═══ SUPPLIED DATA

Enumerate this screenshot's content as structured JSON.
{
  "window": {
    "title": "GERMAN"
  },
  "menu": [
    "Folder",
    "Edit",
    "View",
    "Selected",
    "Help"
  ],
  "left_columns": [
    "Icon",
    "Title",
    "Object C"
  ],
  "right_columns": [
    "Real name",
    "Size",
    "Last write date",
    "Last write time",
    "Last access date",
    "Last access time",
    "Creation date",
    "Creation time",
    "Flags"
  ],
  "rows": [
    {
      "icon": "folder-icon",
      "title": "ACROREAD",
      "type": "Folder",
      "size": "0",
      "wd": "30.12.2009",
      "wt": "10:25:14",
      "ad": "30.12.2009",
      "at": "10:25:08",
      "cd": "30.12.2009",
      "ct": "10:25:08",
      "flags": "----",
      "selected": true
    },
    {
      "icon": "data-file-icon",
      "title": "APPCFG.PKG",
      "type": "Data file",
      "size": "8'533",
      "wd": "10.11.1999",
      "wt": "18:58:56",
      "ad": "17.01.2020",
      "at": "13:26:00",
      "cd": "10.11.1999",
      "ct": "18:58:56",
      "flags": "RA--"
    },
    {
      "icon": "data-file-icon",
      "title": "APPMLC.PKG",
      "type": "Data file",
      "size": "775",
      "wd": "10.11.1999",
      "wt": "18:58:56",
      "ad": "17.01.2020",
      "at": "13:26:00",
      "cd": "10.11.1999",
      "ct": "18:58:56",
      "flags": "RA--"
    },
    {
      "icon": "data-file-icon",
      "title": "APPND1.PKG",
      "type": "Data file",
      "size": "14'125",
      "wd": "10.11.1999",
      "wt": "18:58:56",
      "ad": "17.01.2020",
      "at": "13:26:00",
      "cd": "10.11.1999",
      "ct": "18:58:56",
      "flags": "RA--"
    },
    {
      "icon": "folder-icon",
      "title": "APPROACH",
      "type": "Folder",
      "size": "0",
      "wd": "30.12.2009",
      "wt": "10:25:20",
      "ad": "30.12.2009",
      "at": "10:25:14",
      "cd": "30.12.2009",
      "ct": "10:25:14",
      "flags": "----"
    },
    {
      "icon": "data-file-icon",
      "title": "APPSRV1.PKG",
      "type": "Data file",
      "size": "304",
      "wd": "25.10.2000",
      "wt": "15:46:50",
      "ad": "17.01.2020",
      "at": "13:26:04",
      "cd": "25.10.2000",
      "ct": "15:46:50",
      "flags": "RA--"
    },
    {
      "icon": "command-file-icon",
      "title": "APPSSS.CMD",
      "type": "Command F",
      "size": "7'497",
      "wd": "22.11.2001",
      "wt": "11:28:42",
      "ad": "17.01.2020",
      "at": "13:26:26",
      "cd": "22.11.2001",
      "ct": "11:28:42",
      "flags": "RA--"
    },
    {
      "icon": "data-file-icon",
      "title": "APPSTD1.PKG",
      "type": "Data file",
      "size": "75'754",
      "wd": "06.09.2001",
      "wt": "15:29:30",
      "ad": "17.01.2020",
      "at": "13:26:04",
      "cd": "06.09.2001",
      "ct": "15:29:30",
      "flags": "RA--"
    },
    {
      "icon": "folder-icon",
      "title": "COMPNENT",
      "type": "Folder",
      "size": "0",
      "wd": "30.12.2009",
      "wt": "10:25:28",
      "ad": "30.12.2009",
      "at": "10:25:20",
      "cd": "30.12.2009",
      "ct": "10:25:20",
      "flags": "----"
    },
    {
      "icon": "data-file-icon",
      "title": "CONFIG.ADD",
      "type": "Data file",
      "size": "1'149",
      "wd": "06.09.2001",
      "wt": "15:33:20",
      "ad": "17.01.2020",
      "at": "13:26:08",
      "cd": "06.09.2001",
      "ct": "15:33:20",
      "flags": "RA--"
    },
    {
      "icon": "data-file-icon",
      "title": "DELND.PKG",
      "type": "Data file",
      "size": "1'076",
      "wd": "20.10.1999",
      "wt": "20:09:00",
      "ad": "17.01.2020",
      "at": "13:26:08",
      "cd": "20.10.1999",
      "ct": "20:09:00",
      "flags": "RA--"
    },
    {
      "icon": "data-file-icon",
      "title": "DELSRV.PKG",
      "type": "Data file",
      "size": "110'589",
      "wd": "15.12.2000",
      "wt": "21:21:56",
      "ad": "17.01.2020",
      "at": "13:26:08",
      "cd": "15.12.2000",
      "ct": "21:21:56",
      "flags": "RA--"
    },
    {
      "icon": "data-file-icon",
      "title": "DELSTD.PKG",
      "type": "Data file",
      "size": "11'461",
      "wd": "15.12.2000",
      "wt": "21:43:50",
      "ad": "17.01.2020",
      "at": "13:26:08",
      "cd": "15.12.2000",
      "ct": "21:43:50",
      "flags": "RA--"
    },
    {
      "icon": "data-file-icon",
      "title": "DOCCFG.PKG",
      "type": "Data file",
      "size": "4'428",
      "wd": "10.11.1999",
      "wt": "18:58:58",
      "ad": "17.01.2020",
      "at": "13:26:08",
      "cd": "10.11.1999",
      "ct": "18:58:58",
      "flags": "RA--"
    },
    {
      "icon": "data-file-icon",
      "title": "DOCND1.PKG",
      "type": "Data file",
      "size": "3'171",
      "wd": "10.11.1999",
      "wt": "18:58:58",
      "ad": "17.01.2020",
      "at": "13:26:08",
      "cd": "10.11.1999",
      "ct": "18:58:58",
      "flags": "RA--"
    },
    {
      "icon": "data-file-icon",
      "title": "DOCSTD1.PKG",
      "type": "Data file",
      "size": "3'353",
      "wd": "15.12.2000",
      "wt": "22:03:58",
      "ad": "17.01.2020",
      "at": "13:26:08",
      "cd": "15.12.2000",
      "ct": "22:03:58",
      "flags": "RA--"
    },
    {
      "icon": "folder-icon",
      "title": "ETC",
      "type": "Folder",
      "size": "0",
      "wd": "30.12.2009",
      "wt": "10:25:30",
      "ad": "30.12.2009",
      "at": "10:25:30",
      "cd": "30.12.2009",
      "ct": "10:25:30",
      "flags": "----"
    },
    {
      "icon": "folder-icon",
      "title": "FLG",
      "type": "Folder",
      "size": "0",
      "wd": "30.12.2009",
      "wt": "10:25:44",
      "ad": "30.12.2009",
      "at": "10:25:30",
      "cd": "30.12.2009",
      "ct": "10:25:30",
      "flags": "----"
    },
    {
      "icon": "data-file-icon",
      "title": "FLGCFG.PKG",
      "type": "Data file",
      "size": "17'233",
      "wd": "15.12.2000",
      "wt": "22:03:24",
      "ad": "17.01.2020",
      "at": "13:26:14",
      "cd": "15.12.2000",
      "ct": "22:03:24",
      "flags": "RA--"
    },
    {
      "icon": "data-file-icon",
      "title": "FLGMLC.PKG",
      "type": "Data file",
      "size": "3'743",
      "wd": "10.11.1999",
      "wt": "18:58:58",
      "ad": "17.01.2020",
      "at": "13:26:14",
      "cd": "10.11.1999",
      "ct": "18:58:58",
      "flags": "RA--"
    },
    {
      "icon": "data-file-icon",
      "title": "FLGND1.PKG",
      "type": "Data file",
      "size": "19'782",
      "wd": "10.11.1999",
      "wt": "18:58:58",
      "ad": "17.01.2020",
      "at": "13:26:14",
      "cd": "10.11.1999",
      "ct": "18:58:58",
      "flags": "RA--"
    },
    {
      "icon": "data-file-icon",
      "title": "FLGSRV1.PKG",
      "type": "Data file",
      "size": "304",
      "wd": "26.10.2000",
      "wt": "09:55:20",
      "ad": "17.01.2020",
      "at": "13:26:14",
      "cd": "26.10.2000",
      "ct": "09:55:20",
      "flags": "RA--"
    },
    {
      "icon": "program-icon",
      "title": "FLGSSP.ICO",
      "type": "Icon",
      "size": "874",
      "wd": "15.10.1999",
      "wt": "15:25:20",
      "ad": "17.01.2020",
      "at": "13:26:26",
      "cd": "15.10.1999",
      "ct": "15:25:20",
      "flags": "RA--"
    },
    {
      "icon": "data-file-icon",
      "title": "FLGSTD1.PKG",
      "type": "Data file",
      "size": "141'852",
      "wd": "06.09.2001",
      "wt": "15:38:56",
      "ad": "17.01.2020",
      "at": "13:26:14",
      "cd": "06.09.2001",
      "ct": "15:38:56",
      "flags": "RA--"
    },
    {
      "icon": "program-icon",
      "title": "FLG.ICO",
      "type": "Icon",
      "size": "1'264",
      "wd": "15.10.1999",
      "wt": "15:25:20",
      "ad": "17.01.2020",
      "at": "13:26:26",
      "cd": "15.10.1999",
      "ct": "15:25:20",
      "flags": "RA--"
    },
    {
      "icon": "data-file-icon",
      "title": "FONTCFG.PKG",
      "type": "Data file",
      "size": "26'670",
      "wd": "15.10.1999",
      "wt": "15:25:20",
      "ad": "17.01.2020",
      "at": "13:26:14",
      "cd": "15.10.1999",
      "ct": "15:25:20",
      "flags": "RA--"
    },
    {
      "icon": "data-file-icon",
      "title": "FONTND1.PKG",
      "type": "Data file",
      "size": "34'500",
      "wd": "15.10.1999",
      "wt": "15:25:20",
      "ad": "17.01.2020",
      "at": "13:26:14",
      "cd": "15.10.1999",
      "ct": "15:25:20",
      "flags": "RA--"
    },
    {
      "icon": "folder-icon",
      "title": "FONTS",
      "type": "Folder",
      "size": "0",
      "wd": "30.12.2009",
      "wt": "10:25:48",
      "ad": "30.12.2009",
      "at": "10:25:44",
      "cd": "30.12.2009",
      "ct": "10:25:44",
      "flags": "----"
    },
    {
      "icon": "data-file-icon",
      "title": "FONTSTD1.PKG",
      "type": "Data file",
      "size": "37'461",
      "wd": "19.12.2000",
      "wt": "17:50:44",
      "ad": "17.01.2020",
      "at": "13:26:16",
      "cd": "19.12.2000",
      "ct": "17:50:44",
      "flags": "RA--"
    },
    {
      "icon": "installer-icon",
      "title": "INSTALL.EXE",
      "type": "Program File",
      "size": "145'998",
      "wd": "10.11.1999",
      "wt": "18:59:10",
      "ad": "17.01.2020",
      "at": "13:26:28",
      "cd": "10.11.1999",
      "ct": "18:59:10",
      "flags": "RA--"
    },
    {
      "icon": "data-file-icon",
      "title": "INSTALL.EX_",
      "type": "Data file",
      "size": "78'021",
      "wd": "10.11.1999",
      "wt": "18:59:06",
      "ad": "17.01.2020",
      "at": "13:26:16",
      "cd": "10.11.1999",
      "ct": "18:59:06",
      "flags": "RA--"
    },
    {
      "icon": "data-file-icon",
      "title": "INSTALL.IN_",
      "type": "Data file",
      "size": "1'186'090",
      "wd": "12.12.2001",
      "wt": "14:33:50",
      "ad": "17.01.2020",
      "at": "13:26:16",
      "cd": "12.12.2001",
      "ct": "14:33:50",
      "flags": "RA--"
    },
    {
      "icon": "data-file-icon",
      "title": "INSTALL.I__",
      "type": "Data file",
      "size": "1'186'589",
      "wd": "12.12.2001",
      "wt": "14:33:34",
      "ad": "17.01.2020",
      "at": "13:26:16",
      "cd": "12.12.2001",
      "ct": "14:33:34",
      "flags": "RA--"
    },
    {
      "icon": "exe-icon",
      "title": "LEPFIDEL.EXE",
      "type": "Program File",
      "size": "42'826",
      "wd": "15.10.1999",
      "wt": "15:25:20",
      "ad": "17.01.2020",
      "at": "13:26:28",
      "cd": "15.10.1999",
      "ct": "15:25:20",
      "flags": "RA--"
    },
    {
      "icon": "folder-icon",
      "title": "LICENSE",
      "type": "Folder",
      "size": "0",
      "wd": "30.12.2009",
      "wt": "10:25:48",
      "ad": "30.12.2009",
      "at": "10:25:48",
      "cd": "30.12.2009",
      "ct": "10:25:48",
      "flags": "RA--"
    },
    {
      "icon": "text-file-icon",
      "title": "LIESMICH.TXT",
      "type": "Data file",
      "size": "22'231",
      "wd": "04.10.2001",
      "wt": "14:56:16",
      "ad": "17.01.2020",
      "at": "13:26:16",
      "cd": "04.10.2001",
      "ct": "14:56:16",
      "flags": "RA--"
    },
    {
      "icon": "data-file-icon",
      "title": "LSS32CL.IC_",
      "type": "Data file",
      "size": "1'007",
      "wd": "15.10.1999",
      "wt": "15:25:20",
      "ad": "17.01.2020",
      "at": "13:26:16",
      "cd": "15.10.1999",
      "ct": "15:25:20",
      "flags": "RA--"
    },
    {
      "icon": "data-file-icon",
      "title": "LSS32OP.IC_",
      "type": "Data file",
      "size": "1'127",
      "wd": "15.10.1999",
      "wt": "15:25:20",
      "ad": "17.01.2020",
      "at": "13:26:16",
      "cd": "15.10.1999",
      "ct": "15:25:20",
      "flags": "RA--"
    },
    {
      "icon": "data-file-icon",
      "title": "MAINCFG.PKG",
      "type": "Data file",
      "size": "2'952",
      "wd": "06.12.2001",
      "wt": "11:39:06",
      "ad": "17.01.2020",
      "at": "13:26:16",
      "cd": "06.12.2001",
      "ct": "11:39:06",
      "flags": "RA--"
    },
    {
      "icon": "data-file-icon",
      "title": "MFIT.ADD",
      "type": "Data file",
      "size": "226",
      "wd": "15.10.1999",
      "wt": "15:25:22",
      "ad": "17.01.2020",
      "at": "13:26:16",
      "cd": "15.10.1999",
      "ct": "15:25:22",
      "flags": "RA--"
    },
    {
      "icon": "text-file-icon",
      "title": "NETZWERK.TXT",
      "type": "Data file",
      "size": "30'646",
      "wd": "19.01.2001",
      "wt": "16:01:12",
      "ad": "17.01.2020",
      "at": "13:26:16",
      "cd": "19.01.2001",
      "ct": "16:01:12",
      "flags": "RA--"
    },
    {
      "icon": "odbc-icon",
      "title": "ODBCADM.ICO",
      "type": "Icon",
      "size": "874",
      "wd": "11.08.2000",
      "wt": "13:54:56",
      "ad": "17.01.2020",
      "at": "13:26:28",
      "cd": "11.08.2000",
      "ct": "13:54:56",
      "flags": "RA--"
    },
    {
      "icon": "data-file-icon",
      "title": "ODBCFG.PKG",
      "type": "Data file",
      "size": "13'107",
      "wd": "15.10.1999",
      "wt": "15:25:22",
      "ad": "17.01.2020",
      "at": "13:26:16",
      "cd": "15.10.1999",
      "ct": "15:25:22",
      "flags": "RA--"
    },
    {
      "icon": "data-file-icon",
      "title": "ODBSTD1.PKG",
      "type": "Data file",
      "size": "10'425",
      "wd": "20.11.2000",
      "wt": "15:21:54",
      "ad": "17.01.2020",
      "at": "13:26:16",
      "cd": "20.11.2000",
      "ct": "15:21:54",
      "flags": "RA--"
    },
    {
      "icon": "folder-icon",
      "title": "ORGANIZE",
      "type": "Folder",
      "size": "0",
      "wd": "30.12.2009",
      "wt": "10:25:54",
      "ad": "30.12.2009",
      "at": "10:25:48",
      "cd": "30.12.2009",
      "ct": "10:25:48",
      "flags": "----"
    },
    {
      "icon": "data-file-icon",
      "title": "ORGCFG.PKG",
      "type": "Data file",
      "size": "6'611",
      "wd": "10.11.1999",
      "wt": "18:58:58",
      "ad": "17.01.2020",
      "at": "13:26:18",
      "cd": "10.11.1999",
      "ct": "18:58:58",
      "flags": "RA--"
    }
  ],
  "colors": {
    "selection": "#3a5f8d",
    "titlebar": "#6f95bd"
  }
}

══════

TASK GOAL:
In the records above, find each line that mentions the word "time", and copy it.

SOLUTION TO THIS PROBLEM:
    "Last write time",
    "Last access time",
    "Creation time",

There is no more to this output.